Overall, this is a great little romp of a movie. It’s a bit predictable come the crunch, but the antics are incredibly entertaining. So if you’re into pop-culture references and dick jokes ahoy, go for it. If not, well, at least you’ll have a good time.

Final Grade: B+


Oh god yes.

Oh god yes.

I realize that I never actually released a review V/H/S, perhaps because I saw it a bit too late.  I’ll be honest, I liked it.  I thought it was a cool idea for a new genre of found-footage films.  And I really dig short stories.  This isn’t to say that V/H/S was perfect (seriously, how does a Skype conversation end up on a tape?), but it was most certainly enjoyable and worth seeing.  I think these films have an appeal similar to that of the Scary Stories to Tell in the Dark series.  Nostalgia a little there?  Anyway, when I found out that a sequel was in the works, I was pretty excited.

All I have to say is, I hope you like zombies.  Much like its predecessor, we’re dealing with about five stories.  Three of the five, including the overarching narrative, feature their own version of the undead.  Whoop-di-doo, I’ve never seen a zombie before.  Keep in mind, I have nothing against zombies, but they’re such a typical go-to these days.  When dealing with short stories, be a little creative, you know?  It’s okay to get a little weird.

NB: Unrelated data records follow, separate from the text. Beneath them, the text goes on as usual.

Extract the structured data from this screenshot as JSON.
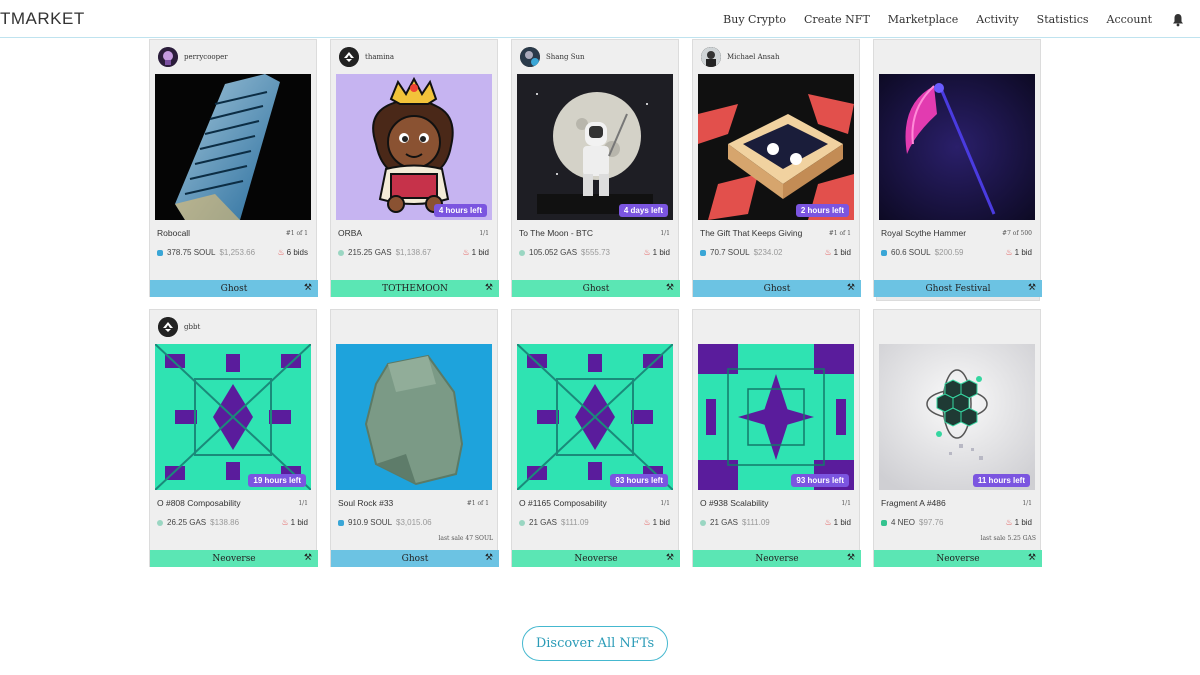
{
  "header": {
    "logo": "TMARKET",
    "nav": [
      "Buy Crypto",
      "Create NFT",
      "Marketplace",
      "Activity",
      "Statistics",
      "Account"
    ]
  },
  "colors": {
    "accent": "#45b8cf",
    "tag_ghost": "#6cc3e3",
    "tag_green": "#5be6b4",
    "badge": "#7b55e0",
    "soul": "#3aa6d6",
    "gas": "#9ad6c2",
    "neo": "#34c38f"
  },
  "cards": [
    {
      "owner": "perrycooper",
      "name": "Robocall",
      "edition": "#1 of 1",
      "price": "378.75 SOUL",
      "usd": "$1,253.66",
      "bids": "6 bids",
      "time_left": "",
      "last_sale": "",
      "tag": "Ghost",
      "currency": "soul"
    },
    {
      "owner": "thamina",
      "name": "ORBA",
      "edition": "1/1",
      "price": "215.25 GAS",
      "usd": "$1,138.67",
      "bids": "1 bid",
      "time_left": "4 hours left",
      "last_sale": "",
      "tag": "TOTHEMOON",
      "currency": "gas"
    },
    {
      "owner": "Shang Sun",
      "name": "To The Moon - BTC",
      "edition": "1/1",
      "price": "105.052 GAS",
      "usd": "$555.73",
      "bids": "1 bid",
      "time_left": "4 days left",
      "last_sale": "",
      "tag": "Ghost",
      "currency": "gas"
    },
    {
      "owner": "Michael Ansah",
      "name": "The Gift That Keeps Giving",
      "edition": "#1 of 1",
      "price": "70.7 SOUL",
      "usd": "$234.02",
      "bids": "1 bid",
      "time_left": "2 hours left",
      "last_sale": "",
      "tag": "Ghost",
      "currency": "soul"
    },
    {
      "owner": "",
      "name": "Royal Scythe Hammer",
      "edition": "#7 of 500",
      "price": "60.6 SOUL",
      "usd": "$200.59",
      "bids": "1 bid",
      "time_left": "",
      "last_sale": "",
      "tag": "Ghost Festival",
      "currency": "soul"
    },
    {
      "owner": "gbbt",
      "name": "O #808 Composability",
      "edition": "1/1",
      "price": "26.25 GAS",
      "usd": "$138.86",
      "bids": "1 bid",
      "time_left": "19 hours left",
      "last_sale": "",
      "tag": "Neoverse",
      "currency": "gas"
    },
    {
      "owner": "",
      "name": "Soul Rock #33",
      "edition": "#1 of 1",
      "price": "910.9 SOUL",
      "usd": "$3,015.06",
      "bids": "",
      "time_left": "",
      "last_sale": "last sale 47 SOUL",
      "tag": "Ghost",
      "currency": "soul"
    },
    {
      "owner": "",
      "name": "O #1165 Composability",
      "edition": "1/1",
      "price": "21 GAS",
      "usd": "$111.09",
      "bids": "1 bid",
      "time_left": "93 hours left",
      "last_sale": "",
      "tag": "Neoverse",
      "currency": "gas"
    },
    {
      "owner": "",
      "name": "O #938 Scalability",
      "edition": "1/1",
      "price": "21 GAS",
      "usd": "$111.09",
      "bids": "1 bid",
      "time_left": "93 hours left",
      "last_sale": "",
      "tag": "Neoverse",
      "currency": "gas"
    },
    {
      "owner": "",
      "name": "Fragment A #486",
      "edition": "1/1",
      "price": "4 NEO",
      "usd": "$97.76",
      "bids": "1 bid",
      "time_left": "11 hours left",
      "last_sale": "last sale 5.25 GAS",
      "tag": "Neoverse",
      "currency": "neo"
    }
  ],
  "discover_label": "Discover All NFTs"
}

In fact the weirdest this movie goes is with the segment Safe Haven, in which we observe the investigation of an Indonesian cult.  Solid setup I admit, but when shit hits the fan, man does it fly.  We go from John Carpenter to Sam Raimi in 0-to-60 – all due respect to both directors, but you know what I mean.  Pre-ball-dropping, I think it’s fair to say I enjoyed Safe Haven and Slumber Party Alien Abduction the most due to story and execution.  Though I do give kudos to A Ride in the Park for a neat idea.

Other than that, zombie scares.  And whatever rehashed spook this is –

Oh gee a creepy little girl.  Please, someone save me.

Oh no a creepy little girl. Please, someone save me.

All things considered, this is seriously a lackluster sequel.  It’s far more goofy than creepy, and it substitutes any actual scares for brief moments of intensity.  The best I can come up with for this is “it’s okay.”

Final Grade: C+